One number is the full answer: how many lines in the records contain the word "average"?

★ ★ ★ ★ ★ ★ ★

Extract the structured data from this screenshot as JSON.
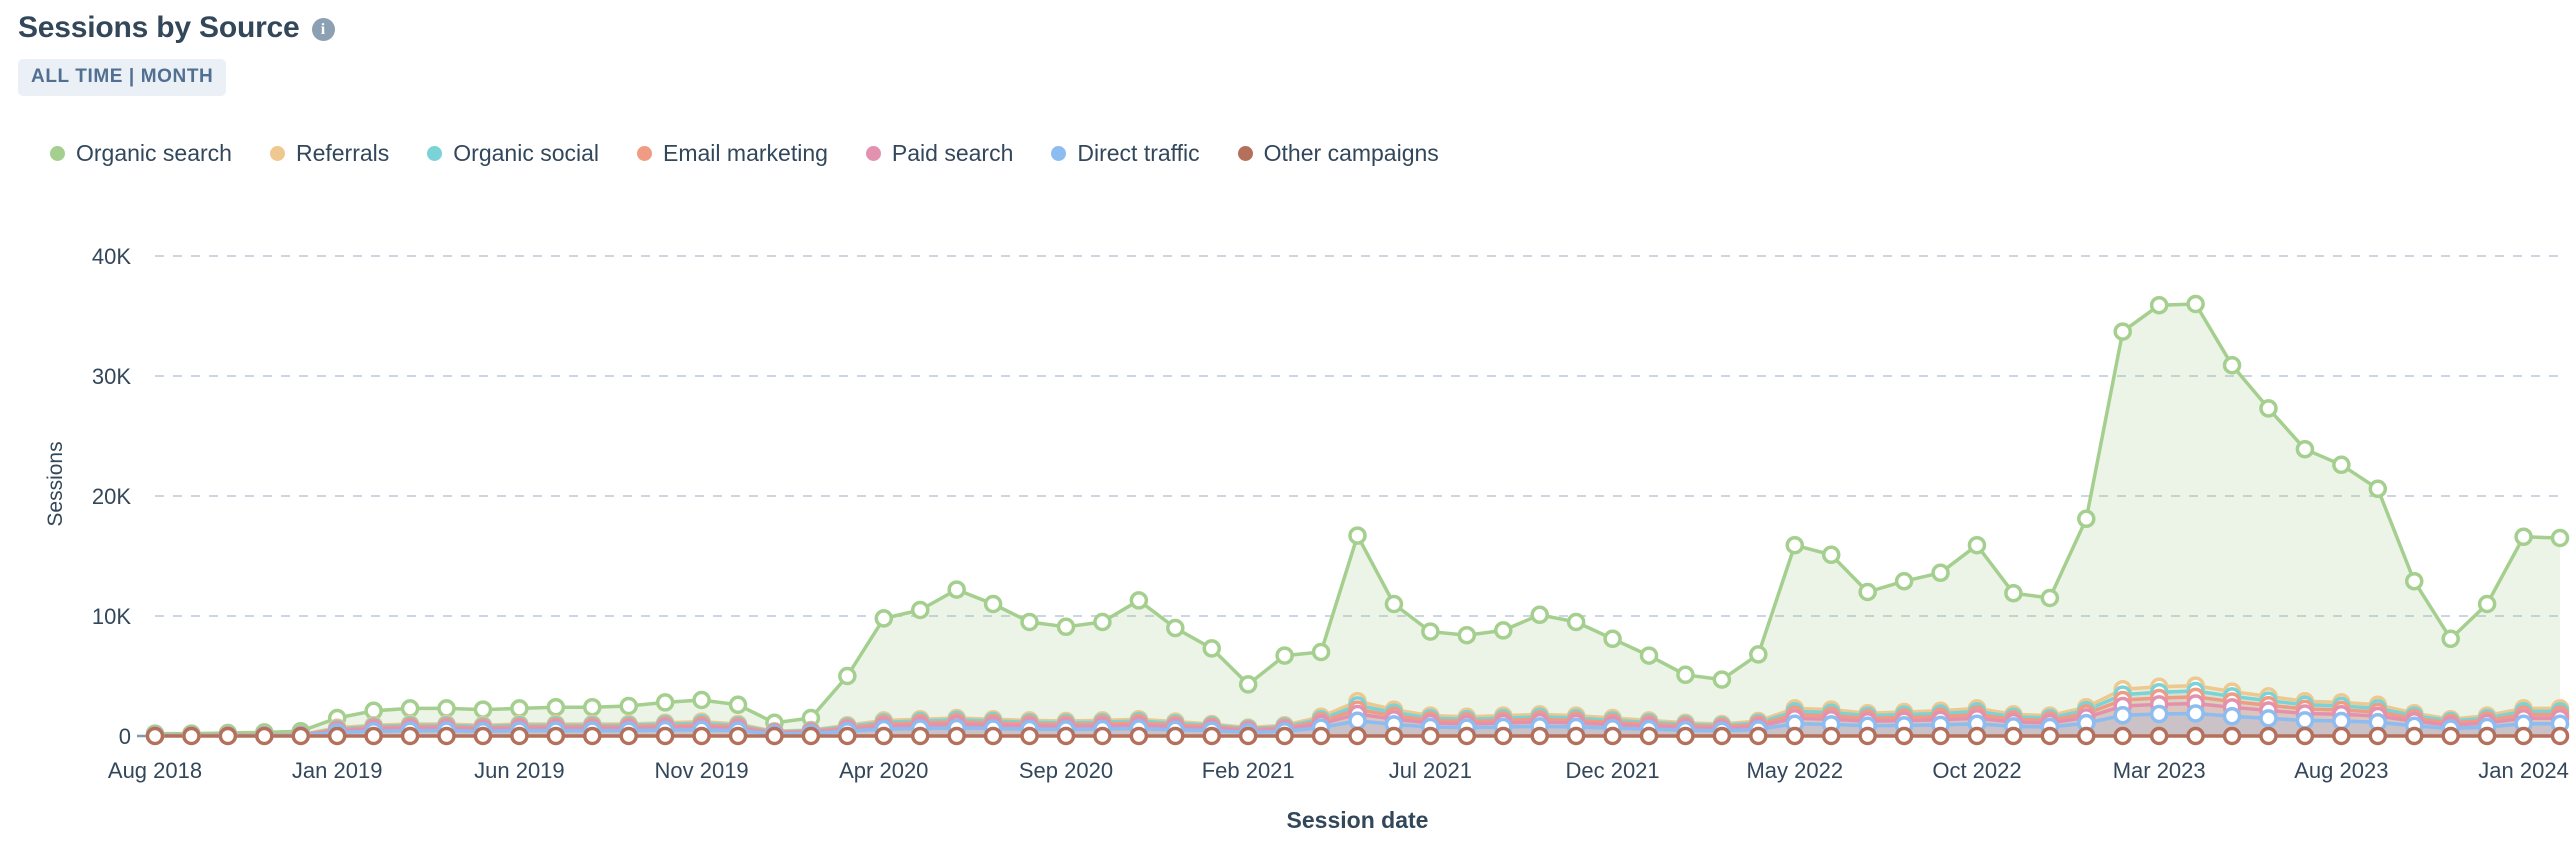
{
  "header": {
    "title": "Sessions by Source",
    "info_icon": "info-icon",
    "badge": "ALL TIME | MONTH"
  },
  "legend": {
    "items": [
      {
        "label": "Organic search",
        "color": "#a4cf8e"
      },
      {
        "label": "Referrals",
        "color": "#eec88f"
      },
      {
        "label": "Organic social",
        "color": "#7ad3d6"
      },
      {
        "label": "Email marketing",
        "color": "#f09c84"
      },
      {
        "label": "Paid search",
        "color": "#e292ae"
      },
      {
        "label": "Direct traffic",
        "color": "#8cbcf0"
      },
      {
        "label": "Other campaigns",
        "color": "#b5705c"
      }
    ]
  },
  "chart_data": {
    "type": "area",
    "title": "Sessions by Source",
    "xlabel": "Session date",
    "ylabel": "Sessions",
    "ylim": [
      0,
      42000
    ],
    "ytick_values": [
      0,
      10000,
      20000,
      30000,
      40000
    ],
    "ytick_labels": [
      "0",
      "10K",
      "20K",
      "30K",
      "40K"
    ],
    "grid": true,
    "legend_position": "top-left",
    "xtick_labels": [
      "Aug 2018",
      "Jan 2019",
      "Jun 2019",
      "Nov 2019",
      "Apr 2020",
      "Sep 2020",
      "Feb 2021",
      "Jul 2021",
      "Dec 2021",
      "May 2022",
      "Oct 2022",
      "Mar 2023",
      "Aug 2023",
      "Jan 2024"
    ],
    "xtick_indices": [
      0,
      5,
      10,
      15,
      20,
      25,
      30,
      35,
      40,
      45,
      50,
      55,
      60,
      65
    ],
    "x": [
      "Aug 2018",
      "Sep 2018",
      "Oct 2018",
      "Nov 2018",
      "Dec 2018",
      "Jan 2019",
      "Feb 2019",
      "Mar 2019",
      "Apr 2019",
      "May 2019",
      "Jun 2019",
      "Jul 2019",
      "Aug 2019",
      "Sep 2019",
      "Oct 2019",
      "Nov 2019",
      "Dec 2019",
      "Jan 2020",
      "Feb 2020",
      "Mar 2020",
      "Apr 2020",
      "May 2020",
      "Jun 2020",
      "Jul 2020",
      "Aug 2020",
      "Sep 2020",
      "Oct 2020",
      "Nov 2020",
      "Dec 2020",
      "Jan 2021",
      "Feb 2021",
      "Mar 2021",
      "Apr 2021",
      "May 2021",
      "Jun 2021",
      "Jul 2021",
      "Aug 2021",
      "Sep 2021",
      "Oct 2021",
      "Nov 2021",
      "Dec 2021",
      "Jan 2022",
      "Feb 2022",
      "Mar 2022",
      "Apr 2022",
      "May 2022",
      "Jun 2022",
      "Jul 2022",
      "Aug 2022",
      "Sep 2022",
      "Oct 2022",
      "Nov 2022",
      "Dec 2022",
      "Jan 2023",
      "Feb 2023",
      "Mar 2023",
      "Apr 2023",
      "May 2023",
      "Jun 2023",
      "Jul 2023",
      "Aug 2023",
      "Sep 2023",
      "Oct 2023",
      "Nov 2023",
      "Dec 2023",
      "Jan 2024",
      "Feb 2024"
    ],
    "series": [
      {
        "name": "Organic search",
        "color": "#a4cf8e",
        "values": [
          200,
          200,
          250,
          300,
          400,
          1500,
          2100,
          2300,
          2300,
          2200,
          2300,
          2400,
          2400,
          2500,
          2800,
          3000,
          2600,
          1100,
          1500,
          5000,
          9800,
          10500,
          12200,
          11000,
          9500,
          9100,
          9500,
          11300,
          9000,
          7300,
          4300,
          6700,
          7000,
          16700,
          11000,
          8700,
          8400,
          8800,
          10100,
          9500,
          8100,
          6700,
          5100,
          4700,
          6800,
          15900,
          15100,
          12000,
          12900,
          13600,
          15900,
          11900,
          11500,
          18100,
          33700,
          35900,
          36000,
          30900,
          27300,
          23900,
          22600,
          20600,
          12900,
          8100,
          11000,
          16600,
          16500
        ]
      },
      {
        "name": "Referrals",
        "color": "#eec88f",
        "values": [
          60,
          60,
          70,
          80,
          100,
          700,
          900,
          1000,
          1000,
          900,
          1000,
          1000,
          1000,
          1000,
          1100,
          1200,
          1000,
          400,
          500,
          900,
          1300,
          1400,
          1500,
          1400,
          1300,
          1250,
          1300,
          1400,
          1200,
          1000,
          700,
          900,
          1600,
          2900,
          2200,
          1700,
          1600,
          1700,
          1800,
          1700,
          1500,
          1300,
          1100,
          1000,
          1250,
          2300,
          2200,
          1900,
          2000,
          2100,
          2300,
          1800,
          1700,
          2400,
          3900,
          4100,
          4200,
          3700,
          3300,
          2900,
          2800,
          2600,
          1900,
          1400,
          1700,
          2300,
          2300
        ]
      },
      {
        "name": "Organic social",
        "color": "#7ad3d6",
        "values": [
          50,
          50,
          60,
          70,
          90,
          600,
          800,
          900,
          900,
          800,
          900,
          900,
          900,
          900,
          1000,
          1050,
          900,
          350,
          450,
          800,
          1150,
          1250,
          1350,
          1250,
          1150,
          1100,
          1150,
          1250,
          1050,
          900,
          620,
          800,
          1400,
          2550,
          1950,
          1500,
          1400,
          1500,
          1600,
          1500,
          1300,
          1150,
          980,
          880,
          1100,
          2050,
          1950,
          1700,
          1780,
          1870,
          2050,
          1600,
          1500,
          2150,
          3450,
          3650,
          3750,
          3300,
          2950,
          2600,
          2500,
          2300,
          1700,
          1250,
          1500,
          2050,
          2050
        ]
      },
      {
        "name": "Email marketing",
        "color": "#f09c84",
        "values": [
          40,
          40,
          50,
          60,
          75,
          520,
          700,
          780,
          780,
          700,
          780,
          780,
          780,
          780,
          860,
          900,
          780,
          300,
          390,
          690,
          1000,
          1080,
          1170,
          1080,
          1000,
          960,
          1000,
          1080,
          910,
          780,
          540,
          690,
          1220,
          2200,
          1690,
          1300,
          1220,
          1300,
          1390,
          1300,
          1130,
          1000,
          850,
          760,
          960,
          1780,
          1690,
          1480,
          1540,
          1620,
          1780,
          1390,
          1300,
          1870,
          3000,
          3170,
          3260,
          2870,
          2560,
          2260,
          2170,
          2000,
          1480,
          1080,
          1300,
          1780,
          1780
        ]
      },
      {
        "name": "Paid search",
        "color": "#e292ae",
        "values": [
          30,
          30,
          38,
          45,
          58,
          430,
          580,
          650,
          650,
          580,
          650,
          650,
          650,
          650,
          720,
          750,
          650,
          250,
          320,
          570,
          830,
          900,
          970,
          900,
          830,
          800,
          830,
          900,
          760,
          650,
          450,
          570,
          1010,
          1830,
          1400,
          1080,
          1010,
          1080,
          1160,
          1080,
          940,
          830,
          700,
          630,
          800,
          1480,
          1400,
          1230,
          1280,
          1350,
          1480,
          1160,
          1080,
          1550,
          2500,
          2640,
          2710,
          2390,
          2130,
          1880,
          1810,
          1670,
          1230,
          900,
          1080,
          1480,
          1480
        ]
      },
      {
        "name": "Direct traffic",
        "color": "#8cbcf0",
        "values": [
          20,
          20,
          25,
          30,
          40,
          300,
          400,
          450,
          450,
          400,
          450,
          450,
          450,
          450,
          500,
          520,
          450,
          170,
          220,
          400,
          580,
          620,
          670,
          620,
          580,
          550,
          580,
          620,
          520,
          450,
          310,
          400,
          700,
          1270,
          970,
          750,
          700,
          750,
          800,
          750,
          650,
          580,
          490,
          440,
          550,
          1020,
          970,
          850,
          890,
          930,
          1020,
          800,
          750,
          1070,
          1730,
          1830,
          1880,
          1650,
          1470,
          1300,
          1250,
          1150,
          850,
          620,
          750,
          1020,
          1020
        ]
      },
      {
        "name": "Other campaigns",
        "color": "#b5705c",
        "values": [
          0,
          0,
          0,
          0,
          0,
          0,
          0,
          0,
          0,
          0,
          0,
          0,
          0,
          0,
          0,
          0,
          0,
          0,
          0,
          0,
          0,
          0,
          0,
          0,
          0,
          0,
          0,
          0,
          0,
          0,
          0,
          0,
          0,
          0,
          0,
          0,
          0,
          0,
          0,
          0,
          0,
          0,
          0,
          0,
          0,
          0,
          0,
          0,
          0,
          0,
          0,
          0,
          0,
          0,
          0,
          0,
          0,
          0,
          0,
          0,
          0,
          0,
          0,
          0,
          0,
          0,
          0
        ]
      }
    ]
  }
}
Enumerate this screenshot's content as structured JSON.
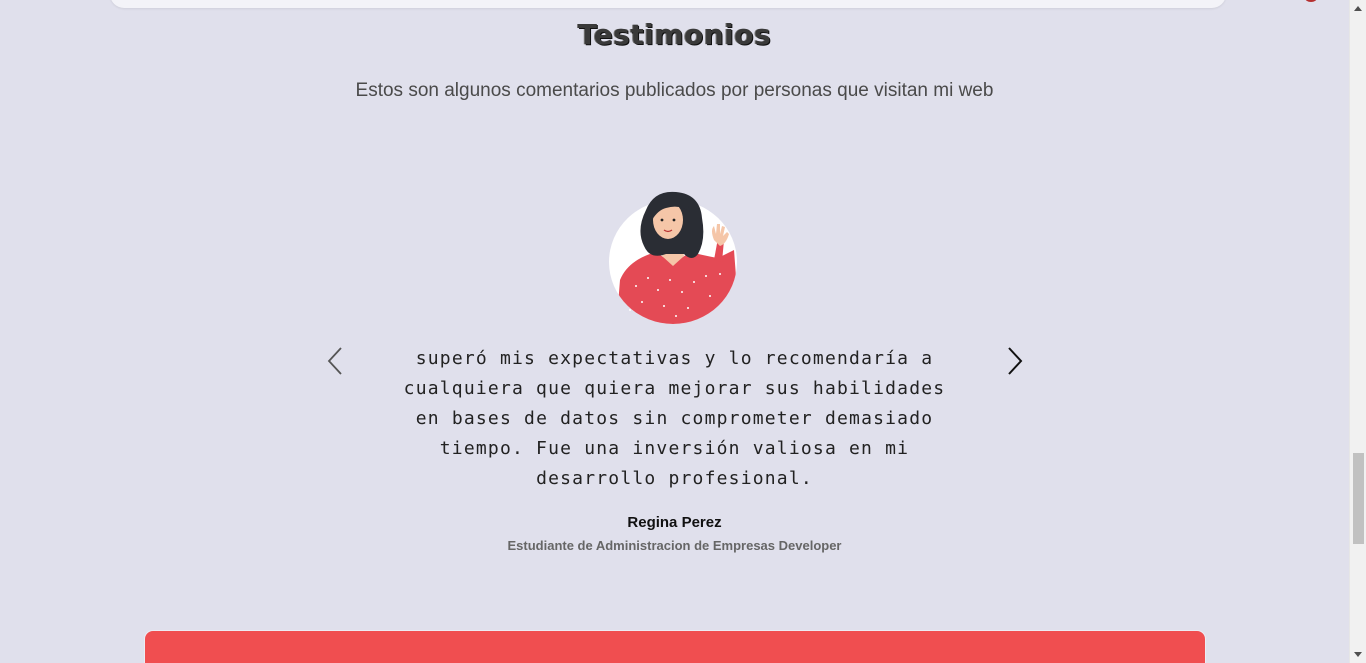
{
  "testimonials": {
    "title": "Testimonios",
    "subtitle": "Estos son algunos comentarios publicados por personas que visitan mi web",
    "quote": "superó mis expectativas y lo recomendaría a cualquiera que quiera mejorar sus habilidades en bases de datos sin comprometer demasiado tiempo. Fue una inversión valiosa en mi desarrollo profesional.",
    "author_name": "Regina Perez",
    "author_role": "Estudiante de Administracion de Empresas Developer",
    "prev_icon": "chevron-left-icon",
    "next_icon": "chevron-right-icon"
  },
  "colors": {
    "background": "#e0e0ec",
    "accent_red": "#f04e50",
    "text_dark": "#222222",
    "text_muted": "#666666"
  }
}
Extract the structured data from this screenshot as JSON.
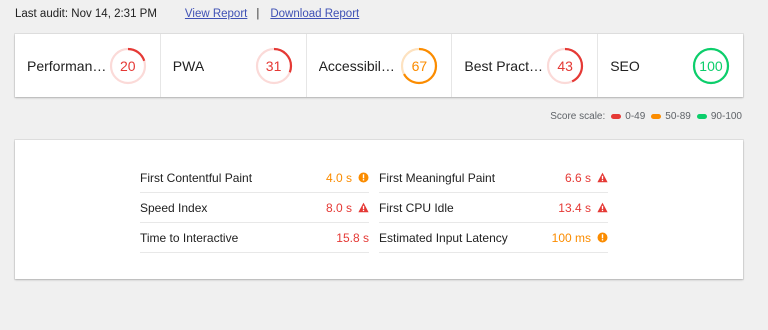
{
  "header": {
    "audit_text": "Last audit: Nov 14, 2:31 PM",
    "view_report": "View Report",
    "separator": "|",
    "download_report": "Download Report"
  },
  "colors": {
    "fail": "#e53935",
    "average": "#fb8c00",
    "pass": "#0cce6b",
    "link": "#3f51b5"
  },
  "scores": [
    {
      "label": "Performance",
      "display_label": "Performan…",
      "score": 20,
      "level": "fail"
    },
    {
      "label": "PWA",
      "display_label": "PWA",
      "score": 31,
      "level": "fail"
    },
    {
      "label": "Accessibility",
      "display_label": "Accessibil…",
      "score": 67,
      "level": "average"
    },
    {
      "label": "Best Practices",
      "display_label": "Best Pract…",
      "score": 43,
      "level": "fail"
    },
    {
      "label": "SEO",
      "display_label": "SEO",
      "score": 100,
      "level": "pass"
    }
  ],
  "score_scale": {
    "label": "Score scale:",
    "ranges": [
      {
        "label": "0-49",
        "level": "fail"
      },
      {
        "label": "50-89",
        "level": "average"
      },
      {
        "label": "90-100",
        "level": "pass"
      }
    ]
  },
  "metrics": {
    "left": [
      {
        "name": "First Contentful Paint",
        "value": "4.0 s",
        "level": "average",
        "icon": "info-circle-icon"
      },
      {
        "name": "Speed Index",
        "value": "8.0 s",
        "level": "fail",
        "icon": "warning-triangle-icon"
      },
      {
        "name": "Time to Interactive",
        "value": "15.8 s",
        "level": "fail",
        "icon": "none"
      }
    ],
    "right": [
      {
        "name": "First Meaningful Paint",
        "value": "6.6 s",
        "level": "fail",
        "icon": "warning-triangle-icon"
      },
      {
        "name": "First CPU Idle",
        "value": "13.4 s",
        "level": "fail",
        "icon": "warning-triangle-icon"
      },
      {
        "name": "Estimated Input Latency",
        "value": "100 ms",
        "level": "average",
        "icon": "info-circle-icon"
      }
    ]
  }
}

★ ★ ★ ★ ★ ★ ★

### Answer space:
5